Increasing our understanding of the equatorial Pacific climate phenomenon El Niño – Southern Oscillation (ENSO) is important for making progress in climate prediction and establishing the effects of Global Change on ENSO. The GCMs that are used for IPCC scenarios all show ENSO-like behavior, but the resemblance to the observed ENSO varies from model to model. We wonder whether we can analyse how these differences arise. Which mechanisms are important for ENSO? Are they modelled correctly in climate models? Are models good enough to describe the asymmetry between El Niño and La Niña? Can we say something about El Niño in a future climate?
We trace the mechanisms governing El Niño in observations and in a set of 19 coupled global climate models (GCMs). To this end, we use a conceptual model that describes the relations between subsystems that play a role in ENSO using local linear regressions. The first relation describes a wind response to SST variability. The second and third relation describe the response of SST to both thermocline variability and wind stress variability. finally, a temporal damping on SST is described. We categorize six GCMs as having the most realistic balance of the various feedback mechanisms compared to observations. In four of these models the interannual mode also resembles the observed ENSO both spatially and temporally. In the other 13 models at least one part in the feedback loop between the ocean and atmosphere behaves differently as in observations. We thus selected a subset of best models based on the mechanisms that are important to describe El Niño.
For a subset of models as defined above we make projections into a future stable, warmer climate. Although there are large changes in the mean state, the overall ENSO properties do not change much. This is due to the fact that the effects of the changes in the different ENSO relations tend to cancel. In all models, the signs of the changes in ENSO mechanisms are similar. However, the sign of the small net effect differs from model to model.
A description in terms of linear couplings leads to symmetry between El Niño and La Niña events. In general, however, El Niño is larger than La Niña. In other words, the distribution of SST anomalies in the East Pacific is positively skewed as a result of nonlinear interactions in the system. Can we use nonlinearities in our conceptual model for analysing what is the likely origin of the skewness of ENSO? What is the role of atmospheric noise in this respect?
For observations the linear couplings are extended with a new description of atmospheric noise properties and some nonlinearities in the atmospheric terms. The effect of these nonlinearities are studied with an Intermediate Complexity Model (ICM) in which the fitted couplings and noise properties are implemented, but no further tuning is carried out. The description of atmospheric noise properties in terms of standard deviation and spatial and temporal correlation is sufficient for the excitation of ENSO in this ICM. The ENSO period and pattern of the ICM agree reasonably well with that found in observations. The skewness of SST anomalies has been evaluated after adding a nonlinearity in the response of the wind stress to SST anomalies, the state-dependence of atmospheric noise, and the positively skewed nature of atmospheric noise. The SST skewness is most affected by a nonlinearity in the response of the wind stress to SST anomalies. This is followed by the state-dependence of atmospheric noise. The skewed nature of atmospheric noise has only a minor effect on SST skewness.

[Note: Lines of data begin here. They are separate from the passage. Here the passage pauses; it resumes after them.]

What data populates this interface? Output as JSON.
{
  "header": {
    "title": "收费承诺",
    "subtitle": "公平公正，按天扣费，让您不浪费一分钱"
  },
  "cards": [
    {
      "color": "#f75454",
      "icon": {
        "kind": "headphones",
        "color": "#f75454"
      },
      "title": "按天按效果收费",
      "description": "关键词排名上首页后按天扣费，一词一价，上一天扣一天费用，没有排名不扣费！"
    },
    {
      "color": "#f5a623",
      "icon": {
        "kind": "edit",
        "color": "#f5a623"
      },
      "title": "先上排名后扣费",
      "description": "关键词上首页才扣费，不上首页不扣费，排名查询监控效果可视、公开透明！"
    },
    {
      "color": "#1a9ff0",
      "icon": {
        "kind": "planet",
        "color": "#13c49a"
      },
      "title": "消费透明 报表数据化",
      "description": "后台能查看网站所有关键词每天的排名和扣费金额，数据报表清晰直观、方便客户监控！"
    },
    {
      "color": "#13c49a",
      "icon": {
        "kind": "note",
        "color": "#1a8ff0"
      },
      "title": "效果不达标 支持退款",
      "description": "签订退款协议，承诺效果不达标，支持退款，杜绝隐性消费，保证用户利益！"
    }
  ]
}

GCMs tend to simulate lower atmospheric noise amplitudes than observations. Some GCMs show a nonlinear response of wind stress to SST, although weaker than in observations. These models simulate the most realistic SST skewness. Overall, both a nonlinear atmospheric response to SST and the dependence of noise on the background SST influence the El Niño/La Niña asymmetry.
Finally, we investigate the sensitivity of ENSO to uncertainties in the description of physical processes in a GCM by examining a set of GCM experiments with perturbations to key atmospheric and oceanic GCM parameters. For analyzing the runs, we use the same method as for the multi-model ensemble. The advantage of a perturbed physics ensemble is that it is not principally controlled by variations in the mean climate state. Studying only changes related to perturbed GCM parameters we conclude that feedbacks involved in the ICM response of SST to variations in wind stress and damping of SST anomalies provide the leading-order control on ENSO amplitude and spatial structure.
The method described in this thesis provides the possibility of using observations for exploring model biases in individual ENSO feedback processes in a quick and transparent way. Using this method will give better insight in GCMs and seasonal forecast models, which will help modellers improving their models. This will facilitate better seasonal forecasts and climate projections.
SY Philip. Exploring El Niño mechanisms in climate models
published, Universiteit Utrecht, 2009